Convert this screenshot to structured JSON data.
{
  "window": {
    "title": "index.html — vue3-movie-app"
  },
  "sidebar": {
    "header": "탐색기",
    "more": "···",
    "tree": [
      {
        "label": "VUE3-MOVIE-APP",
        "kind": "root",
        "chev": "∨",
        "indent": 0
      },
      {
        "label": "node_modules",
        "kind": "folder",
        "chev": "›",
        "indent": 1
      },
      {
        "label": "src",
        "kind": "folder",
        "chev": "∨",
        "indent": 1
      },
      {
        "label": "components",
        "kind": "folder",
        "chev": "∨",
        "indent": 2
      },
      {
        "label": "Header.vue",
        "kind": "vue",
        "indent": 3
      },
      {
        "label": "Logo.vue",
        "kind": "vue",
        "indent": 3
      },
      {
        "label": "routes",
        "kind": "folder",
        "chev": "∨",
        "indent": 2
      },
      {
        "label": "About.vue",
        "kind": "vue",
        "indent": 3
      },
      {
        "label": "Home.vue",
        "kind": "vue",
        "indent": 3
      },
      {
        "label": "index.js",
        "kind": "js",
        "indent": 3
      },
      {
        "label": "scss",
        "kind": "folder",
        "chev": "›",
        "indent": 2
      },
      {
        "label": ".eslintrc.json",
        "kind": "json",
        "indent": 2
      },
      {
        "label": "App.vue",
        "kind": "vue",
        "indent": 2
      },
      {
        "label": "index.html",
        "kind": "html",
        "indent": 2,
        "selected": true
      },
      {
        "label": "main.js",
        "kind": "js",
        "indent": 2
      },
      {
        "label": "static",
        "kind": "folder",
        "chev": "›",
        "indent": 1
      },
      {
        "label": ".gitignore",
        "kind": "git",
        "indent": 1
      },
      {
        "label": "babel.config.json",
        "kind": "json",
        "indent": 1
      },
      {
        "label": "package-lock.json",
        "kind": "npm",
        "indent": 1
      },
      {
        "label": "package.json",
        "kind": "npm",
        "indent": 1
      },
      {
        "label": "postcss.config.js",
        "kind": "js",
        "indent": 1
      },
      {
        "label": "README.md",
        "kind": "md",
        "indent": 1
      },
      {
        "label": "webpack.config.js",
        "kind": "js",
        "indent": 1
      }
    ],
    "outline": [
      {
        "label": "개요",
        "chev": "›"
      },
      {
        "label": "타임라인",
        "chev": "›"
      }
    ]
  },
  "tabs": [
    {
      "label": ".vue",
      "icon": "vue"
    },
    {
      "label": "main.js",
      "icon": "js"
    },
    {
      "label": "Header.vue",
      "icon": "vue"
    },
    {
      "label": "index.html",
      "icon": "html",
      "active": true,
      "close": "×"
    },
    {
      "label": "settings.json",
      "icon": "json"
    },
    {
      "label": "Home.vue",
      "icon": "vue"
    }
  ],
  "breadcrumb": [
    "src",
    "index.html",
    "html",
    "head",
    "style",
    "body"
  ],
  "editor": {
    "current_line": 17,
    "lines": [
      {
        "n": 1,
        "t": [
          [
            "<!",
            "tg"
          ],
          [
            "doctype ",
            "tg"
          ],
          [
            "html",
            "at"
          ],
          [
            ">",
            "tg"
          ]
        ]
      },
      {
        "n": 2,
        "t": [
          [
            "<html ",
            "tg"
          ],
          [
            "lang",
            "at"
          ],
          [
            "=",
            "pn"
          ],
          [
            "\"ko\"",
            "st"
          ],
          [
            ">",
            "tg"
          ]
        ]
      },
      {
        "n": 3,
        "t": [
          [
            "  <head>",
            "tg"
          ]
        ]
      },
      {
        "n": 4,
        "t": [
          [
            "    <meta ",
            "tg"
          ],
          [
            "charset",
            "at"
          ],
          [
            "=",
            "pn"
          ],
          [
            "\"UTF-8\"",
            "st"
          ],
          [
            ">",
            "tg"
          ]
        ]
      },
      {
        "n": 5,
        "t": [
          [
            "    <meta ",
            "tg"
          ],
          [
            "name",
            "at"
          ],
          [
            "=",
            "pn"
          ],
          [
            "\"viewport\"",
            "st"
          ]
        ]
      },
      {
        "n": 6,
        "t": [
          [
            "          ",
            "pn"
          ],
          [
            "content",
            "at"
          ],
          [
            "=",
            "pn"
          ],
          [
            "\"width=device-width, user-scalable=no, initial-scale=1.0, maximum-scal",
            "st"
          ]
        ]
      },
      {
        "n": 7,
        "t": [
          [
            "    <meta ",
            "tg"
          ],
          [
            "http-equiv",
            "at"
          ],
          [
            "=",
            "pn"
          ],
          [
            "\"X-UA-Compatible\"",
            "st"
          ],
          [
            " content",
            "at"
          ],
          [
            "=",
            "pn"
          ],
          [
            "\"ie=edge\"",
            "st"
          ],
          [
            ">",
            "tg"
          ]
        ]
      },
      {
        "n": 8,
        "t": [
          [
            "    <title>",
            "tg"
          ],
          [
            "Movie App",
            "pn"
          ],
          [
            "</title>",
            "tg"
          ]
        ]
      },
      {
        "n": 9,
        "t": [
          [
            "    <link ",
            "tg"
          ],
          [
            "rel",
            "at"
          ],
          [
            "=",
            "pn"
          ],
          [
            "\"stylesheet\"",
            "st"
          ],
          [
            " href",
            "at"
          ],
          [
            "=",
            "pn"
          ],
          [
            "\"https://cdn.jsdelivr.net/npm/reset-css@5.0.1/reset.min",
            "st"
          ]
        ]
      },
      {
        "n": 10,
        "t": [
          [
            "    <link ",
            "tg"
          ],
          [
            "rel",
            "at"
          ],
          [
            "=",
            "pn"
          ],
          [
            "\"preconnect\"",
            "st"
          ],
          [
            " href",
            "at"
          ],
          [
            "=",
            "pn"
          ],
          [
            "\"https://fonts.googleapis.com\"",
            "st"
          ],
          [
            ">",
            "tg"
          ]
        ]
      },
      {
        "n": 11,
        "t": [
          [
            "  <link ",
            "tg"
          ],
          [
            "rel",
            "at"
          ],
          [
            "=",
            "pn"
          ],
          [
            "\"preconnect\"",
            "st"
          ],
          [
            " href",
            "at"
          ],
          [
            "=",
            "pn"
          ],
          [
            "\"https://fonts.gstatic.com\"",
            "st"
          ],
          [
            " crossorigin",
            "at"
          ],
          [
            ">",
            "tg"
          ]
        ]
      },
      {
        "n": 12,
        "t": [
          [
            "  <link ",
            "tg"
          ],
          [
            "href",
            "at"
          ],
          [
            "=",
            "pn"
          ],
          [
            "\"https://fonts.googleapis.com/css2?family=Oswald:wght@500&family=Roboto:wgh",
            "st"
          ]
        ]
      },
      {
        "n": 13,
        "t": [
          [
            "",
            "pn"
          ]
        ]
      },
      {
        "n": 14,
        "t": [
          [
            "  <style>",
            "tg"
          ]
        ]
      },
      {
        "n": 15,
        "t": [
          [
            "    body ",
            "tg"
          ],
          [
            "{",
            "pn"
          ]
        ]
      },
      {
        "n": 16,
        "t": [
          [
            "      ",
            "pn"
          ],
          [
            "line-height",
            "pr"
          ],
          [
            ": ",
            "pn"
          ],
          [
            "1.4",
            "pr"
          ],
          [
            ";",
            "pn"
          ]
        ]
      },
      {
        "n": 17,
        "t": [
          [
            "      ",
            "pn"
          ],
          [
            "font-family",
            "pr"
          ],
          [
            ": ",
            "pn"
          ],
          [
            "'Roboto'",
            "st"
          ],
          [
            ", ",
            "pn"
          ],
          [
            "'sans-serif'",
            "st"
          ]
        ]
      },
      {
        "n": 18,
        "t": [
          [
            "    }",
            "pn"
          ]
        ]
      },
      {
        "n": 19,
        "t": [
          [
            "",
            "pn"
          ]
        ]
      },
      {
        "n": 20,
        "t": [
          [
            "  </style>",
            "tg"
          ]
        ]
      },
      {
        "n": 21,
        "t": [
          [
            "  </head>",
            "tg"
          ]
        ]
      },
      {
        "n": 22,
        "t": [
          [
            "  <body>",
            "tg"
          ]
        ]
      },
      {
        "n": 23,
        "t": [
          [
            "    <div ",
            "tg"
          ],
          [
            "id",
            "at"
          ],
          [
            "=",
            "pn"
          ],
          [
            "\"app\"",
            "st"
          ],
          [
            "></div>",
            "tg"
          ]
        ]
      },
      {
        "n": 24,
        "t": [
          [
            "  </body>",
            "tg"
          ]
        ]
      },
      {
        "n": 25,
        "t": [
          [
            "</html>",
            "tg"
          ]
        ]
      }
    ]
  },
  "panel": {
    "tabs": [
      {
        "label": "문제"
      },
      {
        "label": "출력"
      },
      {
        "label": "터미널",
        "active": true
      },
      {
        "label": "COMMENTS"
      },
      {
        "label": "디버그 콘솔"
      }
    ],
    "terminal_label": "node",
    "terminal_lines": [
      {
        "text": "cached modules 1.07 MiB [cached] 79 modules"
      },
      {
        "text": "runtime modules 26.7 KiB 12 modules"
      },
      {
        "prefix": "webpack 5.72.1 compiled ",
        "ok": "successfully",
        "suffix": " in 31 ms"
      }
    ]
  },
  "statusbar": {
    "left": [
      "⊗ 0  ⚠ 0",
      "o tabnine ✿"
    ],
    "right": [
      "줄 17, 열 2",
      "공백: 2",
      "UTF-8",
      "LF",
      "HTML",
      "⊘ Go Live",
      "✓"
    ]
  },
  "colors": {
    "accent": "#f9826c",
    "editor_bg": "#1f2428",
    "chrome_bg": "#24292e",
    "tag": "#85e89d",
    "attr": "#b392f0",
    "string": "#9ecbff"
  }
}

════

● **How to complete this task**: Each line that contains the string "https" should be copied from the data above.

● **Your solution**:
            "\"https://cdn.jsdelivr.net/npm/reset-css@5.0.1/reset.min",
            "\"https://fonts.googleapis.com\"",
            "\"https://fonts.gstatic.com\"",
            "\"https://fonts.googleapis.com/css2?family=Oswald:wght@500&family=Roboto:wgh",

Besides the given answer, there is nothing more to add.